This week Prologis, global leader in warehouse development and ownership, forecasted a 12-18 month ramp up in absorption of warehouse space, largely driven by production and trade increases. We asked how Tucson warehouse space fares in the market place and whether the recovery locally will track the global and U.S. forecasts.
Despite minimal demand for new warehouse space in Tucson in recent years, we see a slight increase in activity and interest. Tucson is well positioned to support a rebound in demand, with rail-served properties like Century Park Research Center hosting approximately 600,000 available square feet of high cube, high dock, 30' clear warehouse space.
Here is the broader perspective, reported by CoStar Group:

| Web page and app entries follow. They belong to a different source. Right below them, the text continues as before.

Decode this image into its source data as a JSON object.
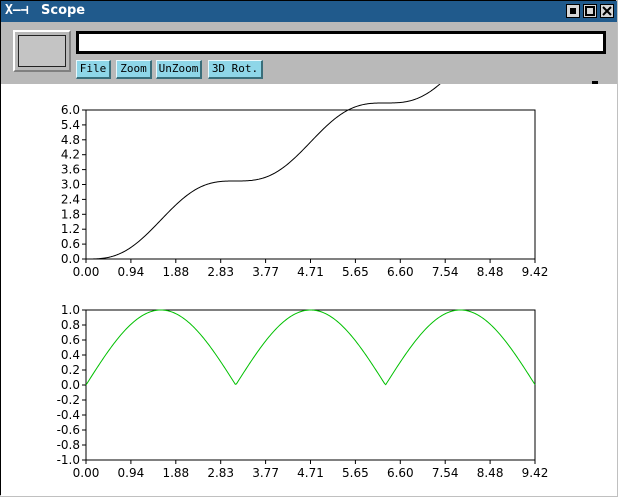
{
  "window": {
    "title": "Scope",
    "logo_glyph": "X–⊣",
    "controls": {
      "minimize_icon": "minimize-icon",
      "maximize_icon": "maximize-icon",
      "close_icon": "close-icon"
    },
    "titlebar_color": "#205a8c"
  },
  "toolbar": {
    "input_value": "",
    "buttons": {
      "file": "File",
      "zoom": "Zoom",
      "unzoom": "UnZoom",
      "rot3d": "3D Rot."
    },
    "button_color": "#8ed6e8"
  },
  "chart_data": [
    {
      "type": "line",
      "x_ticks": [
        "0.00",
        "0.94",
        "1.88",
        "2.83",
        "3.77",
        "4.71",
        "5.65",
        "6.60",
        "7.54",
        "8.48",
        "9.42"
      ],
      "y_ticks": [
        "6.0",
        "5.4",
        "4.8",
        "4.2",
        "3.6",
        "3.0",
        "2.4",
        "1.8",
        "1.2",
        "0.6",
        "0.0"
      ],
      "xlim": [
        0,
        9.42
      ],
      "ylim": [
        0,
        6.0
      ],
      "grid": false,
      "series": [
        {
          "color": "#000000",
          "function": "x - sin(x)*cos(x)",
          "x_range": [
            0,
            9.42
          ]
        }
      ]
    },
    {
      "type": "line",
      "x_ticks": [
        "0.00",
        "0.94",
        "1.88",
        "2.83",
        "3.77",
        "4.71",
        "5.65",
        "6.60",
        "7.54",
        "8.48",
        "9.42"
      ],
      "y_ticks": [
        "1.0",
        "0.8",
        "0.6",
        "0.4",
        "0.2",
        "0.0",
        "-0.2",
        "-0.4",
        "-0.6",
        "-0.8",
        "-1.0"
      ],
      "xlim": [
        0,
        9.42
      ],
      "ylim": [
        -1.0,
        1.0
      ],
      "grid": false,
      "series": [
        {
          "color": "#00c000",
          "function": "|sin(x)|",
          "x_range": [
            0,
            9.42
          ]
        }
      ]
    }
  ]
}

Warehouse Demand Expected to Exceed Pre-Recession Peak in 2012
Prologis Expects Logistics Property Recovery Will Ramp Up Over Next 12-18 Months

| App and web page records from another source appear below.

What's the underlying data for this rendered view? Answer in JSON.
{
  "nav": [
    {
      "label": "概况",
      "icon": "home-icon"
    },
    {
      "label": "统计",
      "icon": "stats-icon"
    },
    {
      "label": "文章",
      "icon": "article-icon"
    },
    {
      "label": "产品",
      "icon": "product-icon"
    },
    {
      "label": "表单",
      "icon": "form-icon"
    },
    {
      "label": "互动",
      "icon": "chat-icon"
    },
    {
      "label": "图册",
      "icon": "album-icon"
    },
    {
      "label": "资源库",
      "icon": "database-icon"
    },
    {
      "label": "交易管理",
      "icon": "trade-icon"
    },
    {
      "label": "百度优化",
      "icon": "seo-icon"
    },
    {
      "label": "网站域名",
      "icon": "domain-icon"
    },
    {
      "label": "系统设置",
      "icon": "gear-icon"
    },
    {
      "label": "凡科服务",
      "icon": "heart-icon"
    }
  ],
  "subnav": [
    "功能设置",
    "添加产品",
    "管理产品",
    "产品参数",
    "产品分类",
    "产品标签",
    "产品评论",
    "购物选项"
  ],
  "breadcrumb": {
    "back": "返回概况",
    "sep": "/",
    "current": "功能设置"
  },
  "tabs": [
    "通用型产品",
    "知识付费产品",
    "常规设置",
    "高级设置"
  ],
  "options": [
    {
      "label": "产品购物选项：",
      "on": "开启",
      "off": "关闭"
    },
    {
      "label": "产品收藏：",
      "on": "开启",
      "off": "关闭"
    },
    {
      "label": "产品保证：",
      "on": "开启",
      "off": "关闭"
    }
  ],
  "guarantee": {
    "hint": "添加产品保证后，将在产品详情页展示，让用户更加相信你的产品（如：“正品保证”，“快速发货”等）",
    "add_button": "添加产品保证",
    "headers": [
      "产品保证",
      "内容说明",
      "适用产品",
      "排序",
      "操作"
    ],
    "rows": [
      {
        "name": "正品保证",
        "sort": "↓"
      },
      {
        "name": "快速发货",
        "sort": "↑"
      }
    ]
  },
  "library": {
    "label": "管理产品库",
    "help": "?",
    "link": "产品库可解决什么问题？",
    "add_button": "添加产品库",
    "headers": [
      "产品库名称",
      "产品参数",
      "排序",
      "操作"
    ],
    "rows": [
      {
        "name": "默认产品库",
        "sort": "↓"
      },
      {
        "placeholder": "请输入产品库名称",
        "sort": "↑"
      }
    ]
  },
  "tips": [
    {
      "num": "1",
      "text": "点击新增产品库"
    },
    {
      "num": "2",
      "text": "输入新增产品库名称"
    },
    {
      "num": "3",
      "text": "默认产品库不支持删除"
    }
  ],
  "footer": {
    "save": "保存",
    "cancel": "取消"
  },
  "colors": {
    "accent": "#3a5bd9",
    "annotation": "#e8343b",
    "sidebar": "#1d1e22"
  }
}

Prologis, the world’s largest developer and owner of warehouses, expects the recovery in logistics real estate will accelerate through 2012, with an upswing in production, trade and inventories translating into nearly 400 million square feet of positive absorption globally next year.

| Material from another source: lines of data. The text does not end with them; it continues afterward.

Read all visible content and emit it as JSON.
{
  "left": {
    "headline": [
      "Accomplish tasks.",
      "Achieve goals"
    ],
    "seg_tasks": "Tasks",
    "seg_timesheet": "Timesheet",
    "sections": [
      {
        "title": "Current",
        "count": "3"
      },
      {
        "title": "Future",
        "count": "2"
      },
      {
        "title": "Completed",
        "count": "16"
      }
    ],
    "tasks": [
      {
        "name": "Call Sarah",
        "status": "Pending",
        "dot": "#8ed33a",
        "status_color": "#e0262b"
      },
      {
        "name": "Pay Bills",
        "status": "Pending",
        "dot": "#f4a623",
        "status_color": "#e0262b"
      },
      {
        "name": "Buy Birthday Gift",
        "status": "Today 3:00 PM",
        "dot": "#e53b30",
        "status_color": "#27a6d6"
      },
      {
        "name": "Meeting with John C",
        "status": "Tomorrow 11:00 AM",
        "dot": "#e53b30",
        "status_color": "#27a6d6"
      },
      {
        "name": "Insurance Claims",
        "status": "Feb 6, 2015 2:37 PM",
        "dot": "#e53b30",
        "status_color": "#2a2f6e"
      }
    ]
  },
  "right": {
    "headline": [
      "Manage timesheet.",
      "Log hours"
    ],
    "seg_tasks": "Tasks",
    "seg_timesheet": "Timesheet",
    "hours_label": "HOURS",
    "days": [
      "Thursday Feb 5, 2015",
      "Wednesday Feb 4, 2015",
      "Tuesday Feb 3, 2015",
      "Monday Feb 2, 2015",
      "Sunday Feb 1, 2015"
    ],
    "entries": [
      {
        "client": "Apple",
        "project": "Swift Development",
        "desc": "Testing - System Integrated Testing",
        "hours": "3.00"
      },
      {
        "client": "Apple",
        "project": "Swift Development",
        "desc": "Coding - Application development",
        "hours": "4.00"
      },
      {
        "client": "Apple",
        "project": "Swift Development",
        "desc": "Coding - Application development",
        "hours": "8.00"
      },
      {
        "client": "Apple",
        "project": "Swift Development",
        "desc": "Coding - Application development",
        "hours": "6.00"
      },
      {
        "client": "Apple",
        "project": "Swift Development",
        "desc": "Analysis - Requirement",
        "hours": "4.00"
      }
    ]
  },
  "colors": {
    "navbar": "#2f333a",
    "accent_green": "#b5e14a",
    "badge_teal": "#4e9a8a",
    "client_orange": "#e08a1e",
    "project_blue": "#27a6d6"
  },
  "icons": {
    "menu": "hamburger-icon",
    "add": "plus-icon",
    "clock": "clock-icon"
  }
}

Even taking into account the economic soft patch earlier this year caused by rising oil and commodities prices, the debt crises in Europe and the U.S., and the natural disasters in Japan, the U.S. recorded the strongest second-quarter net absorption of logistics space in four years, according to the San Francisco-based global firm.
"The recession has been deeper and the recovery has been slower than anticipated, however, the global economy and the logistics real estate market are on track for a stronger rebound in the second half of 2011," followed by even stronger growth in 2012, said David Twist, vice president, Prologis research, in the report titled, Recovery Continues For Logistics Real Estate. "We expect to see increased demand for modern logistics space over the next 12 to 18 months."
The forecast dovetails with a similarly bullish-though-tempered outlook for the sector by CoStar, which notes that the climate for warehouse demand, as gauged by the shoring up of retail sales, manufacturing output and trade, has improved markedly since this time last year.
Systemic shocks such as oil price volatility and supply chain disruptions in the first half, combined with recent stock market turmoil, led CoStar to lower its near-term expectations for warehouse absorption -- and consequently, lower its outlooks for rent and value growth, according to recent analysis by CoStar Senior Real Estate Economist Shaw Lupton. Other ongoing factors such as shadow supply and oppressively low housing starts could also hold back warehouse demand, but despite the tempered outlook, the main takeaway remains the same, Lupton said.
"Now is an excellent time to invest in continued economic expansion by gaining exposure to warehouse properties," according to Lupton. "We remain cautiously optimistic that the pace of absorption will improve in coming quarters."
Prologis likewise muted its original forecast for global net absorption in 2011 from a solid 165 million square feet to between 125 and 165 million square feet. Some growth that was previously expected this year will be pushed out an additional quarter or two.
"We expect net absorption as a percent of stock to surpass its pre-crisis peak level in 2012, though availability will be higher than it was at peak due to the delivery of new product in the early part of the downturn," Prologis said.
Trade is almost 2% above its pre-crisis peak, fueled by rising consumption and record levels of exported goods, Prologis said. Imports in the first half of 2011 were up more than 7% over the same period last year and poised to surpass their prior peak in the second half, driven by growing global consumption and trade.
In the first two quarters of 2011, inventories were up 3.4% over the same period last year, despite slower economic growth and consumption. With U.S. trade and consumption above prior peak levels, inventories will need to grow faster, from unsustainable and near-record lows, in order to keep pace in the second half, Prologis said.
Russ Hall joined PICOR in 1992 after a nine year tenure with Grubb & Ellis. He is a company principal and consistent top producer, specializing in addressing the leasing and sales objectives of project owners and developers, selling of investment properties, assisting users in site selection, and identifying and promoting prime development opportunities.